There was no dispute that Mr. Goldsmid was entitled to overtime pay when he worked more than 40 hours per week. However, there were at least 12 weeks in which Mr. Goldsmid worked overtime but was not compensated for it.
Although Mr. Goldsmid initially did not realize he was entitled to receive overtime pay, in February 2011 the company’s accountant provided him a factsheet from the United States Department of Labor that explains the Fair Labor Standards Act (FLSA)’s overtime requirements. Mr. Goldsmid provided copies of that document to some of his coworkers and his boss. In March 2011 he told one of the owners of the company he believed the company had decreased his pay when it started paying him a salary. Approximately three months later, Lee Rain fired Mr. Goldsmid, claiming he was disruptive and his job performance was poor. Mr. Goldsmid then filed a lawsuit claiming his employer failed to pay him overtime in violation of the FLSA, and retaliated against him in violation of the FLSA and New Jersey’s whistleblower law, the Conscientious Employee Protection Act (CEPA).

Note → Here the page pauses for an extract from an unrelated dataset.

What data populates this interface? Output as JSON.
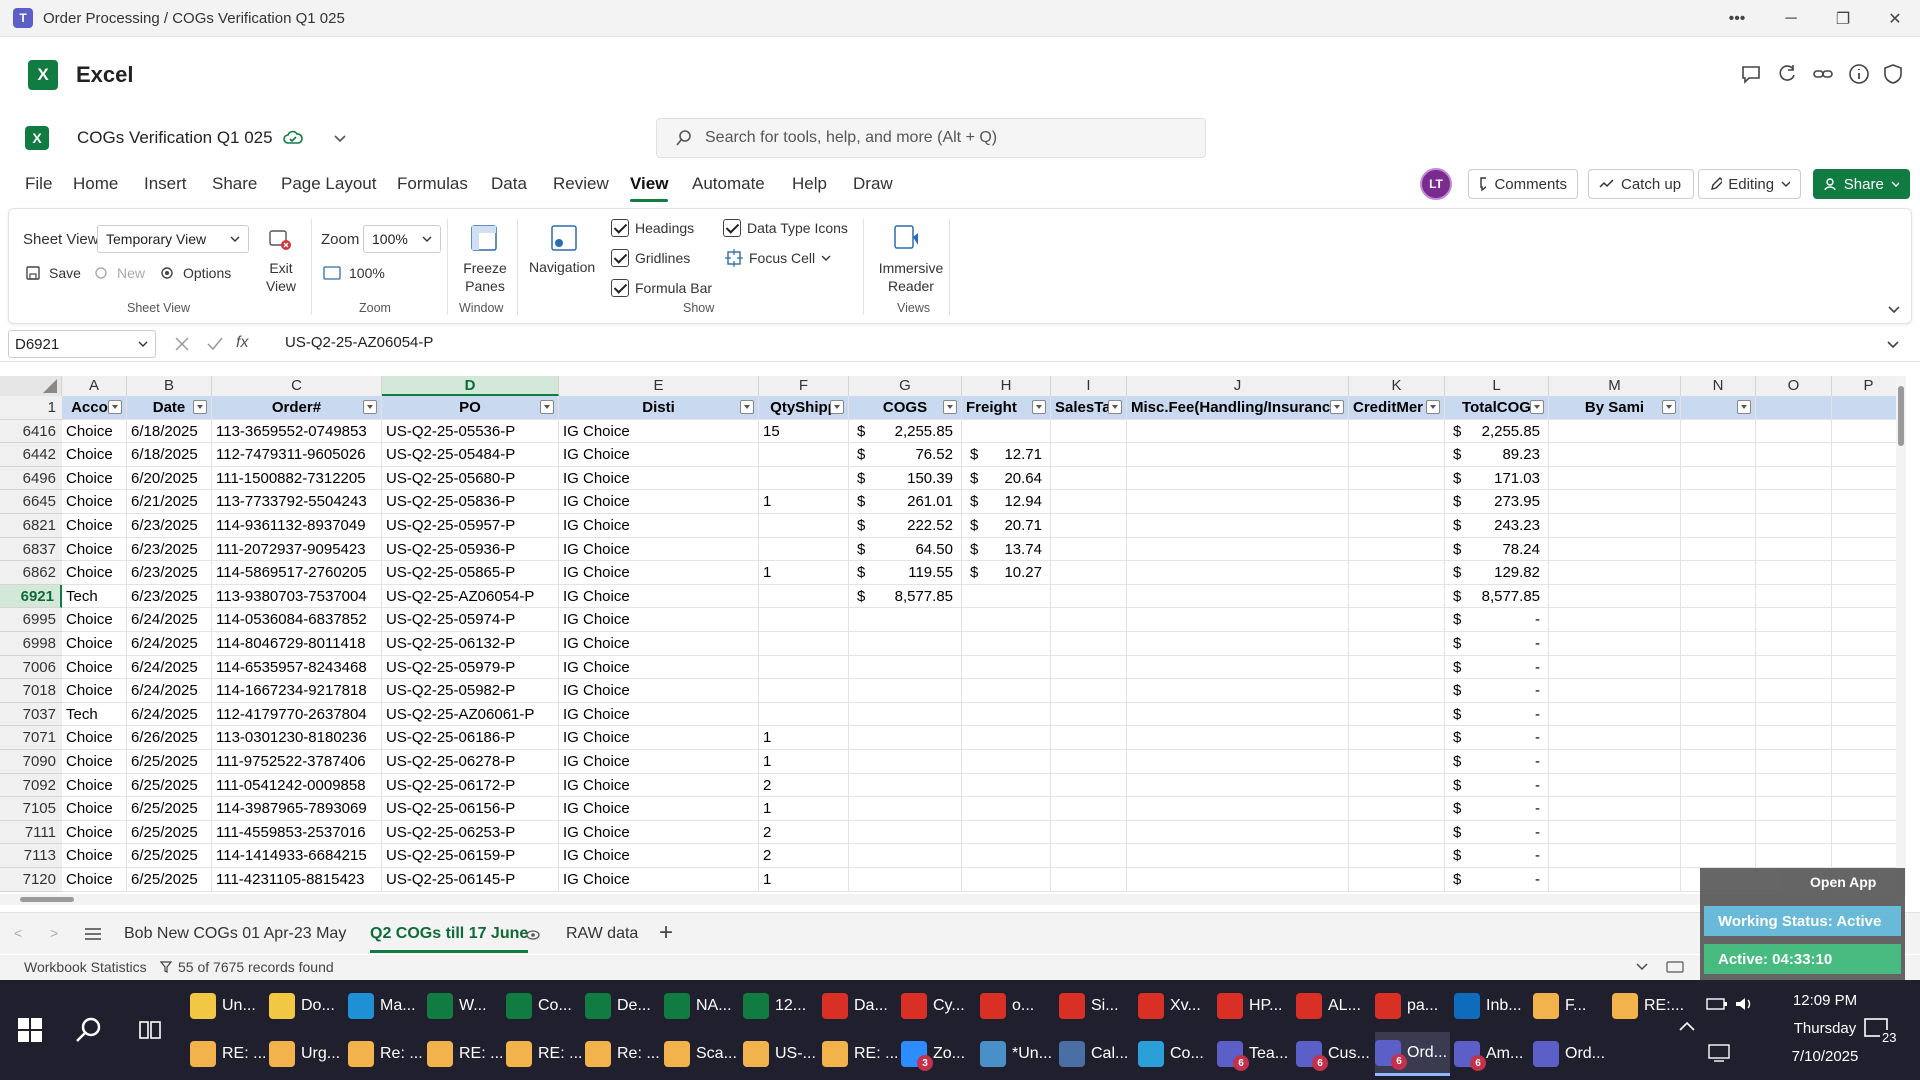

Lee Rain eventually filed a motion for summary judgment, asking the court to dismiss Mr. Goldsmid’s case. Among other things, the company argued there was not enough evidence to prove it fired Mr. Goldsmid because he objected about a violation of the FLSA, rather than because of his job performance.
Previous cases have recognized that when an employee attempts to rely solely on evidence of the timing between his legally protected objection and the company’s decision to fire him, he has to show the timing is so close that it is “unusually suggestive” of retaliation. Otherwise, timing alone is not enough to prove a retaliation claim.
The judge explained that the three months between Mr. Goldsmid’s complaint to his boss and the company’s decision to fire him was not “unusually suggestive” and therefore was insufficient to prove his case. However, she also noted that the company hired two new employees to work in its warehouse, and started their jobs on the day after Lee Rain fired Mr. Goldsmid. Although the company claimed it decided to hire those employees a month before it fired Mr. Goldsmid because it was getting ready for the busy summer season, the court ruled that a jury could find it really hired them to replace Mr. Goldsmid and delayed firing him until his replacements were ready to start their jobs. Based on that, the judge concluded a jury could find Lee Rain retaliated against Ms. Goldsmid in violation of the FLSA and CEPA. Accordingly, it denied the company’s motion for summary judgment.